Before the actual playback can take place, the tape should first be sent for special treatment. Here, it undergoes a four-step preparation process:
- Dry cleaning (physical).
- Wet cleaning.
- Coating with lubricant.
Building new-old VTRs
First, the tape is examined to determine the treatment that will be necessary. The tape is physically cleaned and, if necessary, washed in a solvent to remove surface contaminants. RMRC uses cleaning machinery from RTI plus some custom equipment. Any contaminants are analyzed for chemical content, and the best solvent is selected to suit the tape formulation.
If the binder is in poor condition, a baking process can be used to stabilize it. The chemical cross-links that hold the binder together break down by hydrolysis. Baking at an elevated temperature can restore the links sufficiently to allow playback. Baking does not reverse the damage caused by hydrolysis; it is a temporary fix allowing the tape to be copied.
If the tape lubrication layer has degraded, playback will result in head clogs with attendant fluctuation of RF level, plus heavy jitter. Audio engineers will recognize this problem as a squeal, which is clearly obvious when a tape with this problem is played. If necessary, a top lubricant can be applied using an evaporation process similar to that used during the manufacture of DVCAM tape.
The VTRs used in the process must be carefully restored. A local workshop can make new parts if necessary. Not that an operator would make a mistake, but these machines usually have the erase electronics removed just to prevent any accidents with precious tapes. The tape machines are carefully aligned to optimize RF levels and to maintain the integrity of the video signal.

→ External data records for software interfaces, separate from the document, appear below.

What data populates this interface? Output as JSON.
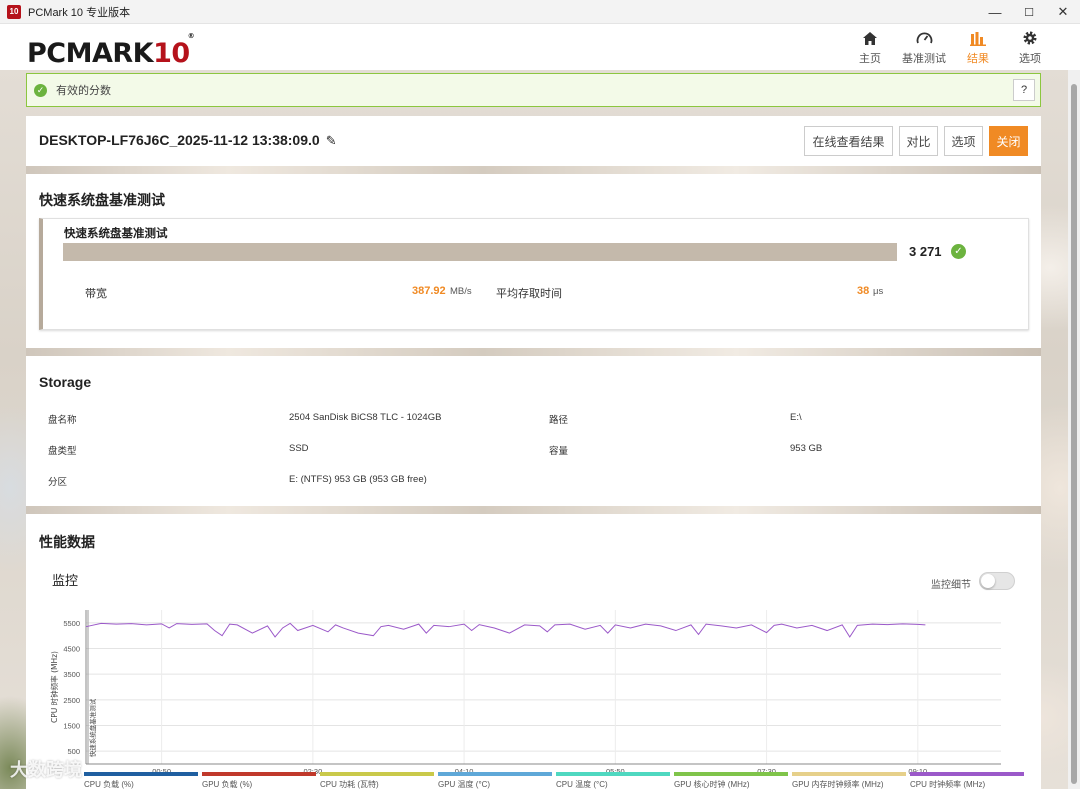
{
  "window": {
    "title": "PCMark 10 专业版本",
    "icon_text": "10",
    "minimize": "—",
    "maximize": "☐",
    "close": "✕"
  },
  "logo": {
    "main": "PCMARK",
    "num": "10",
    "reg": "®"
  },
  "nav": [
    {
      "label": "主页",
      "icon": "home-icon"
    },
    {
      "label": "基准测试",
      "icon": "gauge-icon"
    },
    {
      "label": "结果",
      "icon": "bar-chart-icon",
      "active": true
    },
    {
      "label": "选项",
      "icon": "gear-icon"
    }
  ],
  "banner": {
    "text": "有效的分数",
    "help": "?"
  },
  "result": {
    "title": "DESKTOP-LF76J6C_2025-11-12 13:38:09.0",
    "buttons": {
      "online": "在线查看结果",
      "compare": "对比",
      "options": "选项",
      "close": "关闭"
    }
  },
  "benchmark": {
    "section_title": "快速系统盘基准测试",
    "card_title": "快速系统盘基准测试",
    "score": "3 271",
    "bandwidth_label": "带宽",
    "bandwidth_value": "387.92",
    "bandwidth_unit": "MB/s",
    "access_label": "平均存取时间",
    "access_value": "38",
    "access_unit": "μs"
  },
  "storage": {
    "section_title": "Storage",
    "rows": [
      {
        "k1": "盘名称",
        "v1": "2504 SanDisk BiCS8 TLC - 1024GB",
        "k2": "路径",
        "v2": "E:\\"
      },
      {
        "k1": "盘类型",
        "v1": "SSD",
        "k2": "容量",
        "v2": "953 GB"
      },
      {
        "k1": "分区",
        "v1": "E: (NTFS) 953 GB (953 GB free)",
        "k2": "",
        "v2": ""
      }
    ]
  },
  "performance": {
    "section_title": "性能数据",
    "monitor_title": "监控",
    "toggle_label": "监控细节",
    "toggle_on": false
  },
  "chart_data": {
    "type": "line",
    "ylabel": "CPU 时钟频率 (MHz)",
    "marker_label": "快速系统盘基准测试",
    "yticks": [
      5500,
      4500,
      3500,
      2500,
      1500,
      500
    ],
    "ylim": [
      0,
      6000
    ],
    "xticks": [
      "00:50",
      "02:30",
      "04:10",
      "05:50",
      "07:30",
      "09:10"
    ],
    "xtick_seconds": [
      50,
      150,
      250,
      350,
      450,
      550
    ],
    "xlim": [
      0,
      605
    ],
    "series": [
      {
        "color": "#9b59c9",
        "x": [
          0,
          10,
          20,
          30,
          40,
          50,
          55,
          60,
          70,
          80,
          85,
          90,
          95,
          100,
          110,
          120,
          125,
          130,
          135,
          140,
          150,
          160,
          165,
          170,
          180,
          190,
          195,
          200,
          210,
          220,
          225,
          230,
          240,
          250,
          255,
          260,
          270,
          280,
          290,
          300,
          305,
          310,
          320,
          330,
          340,
          345,
          350,
          360,
          370,
          380,
          390,
          400,
          405,
          410,
          420,
          430,
          440,
          450,
          455,
          460,
          470,
          480,
          490,
          500,
          505,
          510,
          520,
          530,
          540,
          550,
          555
        ],
        "values": [
          5350,
          5480,
          5450,
          5470,
          5420,
          5460,
          5300,
          5470,
          5440,
          5460,
          5200,
          5000,
          5450,
          5420,
          5100,
          5380,
          4950,
          5300,
          5480,
          5200,
          5400,
          5150,
          5420,
          5300,
          5100,
          5000,
          5350,
          5400,
          5250,
          5450,
          5100,
          5400,
          5350,
          5450,
          5200,
          5430,
          5300,
          5100,
          5420,
          5380,
          5150,
          5420,
          5450,
          5250,
          5400,
          5100,
          5420,
          5300,
          5450,
          5380,
          5200,
          5420,
          5050,
          5450,
          5380,
          5300,
          5420,
          5120,
          5400,
          5450,
          5300,
          5400,
          5200,
          5420,
          4950,
          5400,
          5450,
          5430,
          5460,
          5440,
          5420
        ]
      }
    ],
    "legend": [
      {
        "name": "CPU 负载 (%)",
        "color": "#1f5fa0"
      },
      {
        "name": "GPU 负载 (%)",
        "color": "#c0392b"
      },
      {
        "name": "CPU 功耗 (瓦特)",
        "color": "#c9c94a"
      },
      {
        "name": "GPU 温度 (°C)",
        "color": "#5fa8d8"
      },
      {
        "name": "CPU 温度 (°C)",
        "color": "#4fd8c0"
      },
      {
        "name": "GPU 核心时钟 (MHz)",
        "color": "#7fc44a"
      },
      {
        "name": "GPU 内存时钟频率 (MHz)",
        "color": "#e6d08a"
      },
      {
        "name": "CPU 时钟频率 (MHz)",
        "color": "#9b59c9"
      }
    ]
  },
  "watermark": "大数跨境"
}
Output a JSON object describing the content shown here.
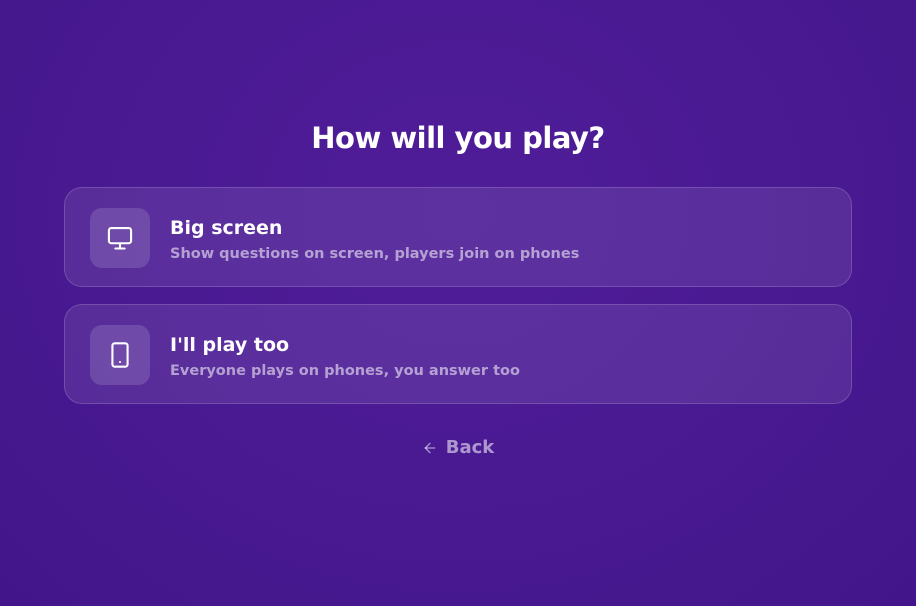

Some tapes undergo surface cleaning to avoid oxide shedding during playback. Only now is a tape ready to be loaded on the VTR. The tape is played and converted to digital video. The video output is recorded to a videocassette, perhaps Digital Betacam, or can be stored as a file. The media specification is up to the client.
Restore it or lose it
A range of conventional video processing is used to maximize the image quality. This can include time base correction, noise reduction, scratch removal and frame retouching. Once in a digital format, the material can easily be cloned in the future without further degradation. The final operation is disposal. The old decaying masters are scrapped to avoid storage costs. European law dictates that modern environmental regulations are followed in the disposal.
Some clients are reluctant for media to leave their vaults. In such a case, machinery can be set up at the broadcaster's premises. It is very much a bespoke business, tailored to meet the budget available for the project.
Each archive treatment program is tailored to the special needs of the individual broadcaster. The RMRC opened last year with an audio restoration project for INA, the French National audio-visual repository. The current capacity is 20,000 hours of content per year, with the ability to ramp up to 250,000 hours by 2007.
Although archiving is often neglected when compared with new program production, future generations will not forgive us if we lose our recorded legacy of cultural heritage. Archive restoration will not wait because tape binder decays, and old VTRs can't run forever.
Unfortunately, restoration requires money and, therefore, is typically not a high priority for the broadcaster focused on today's productions. Isn't it ironic that correctly processed black-and-white photographs will outlive videotape by a factor of 10 times or more?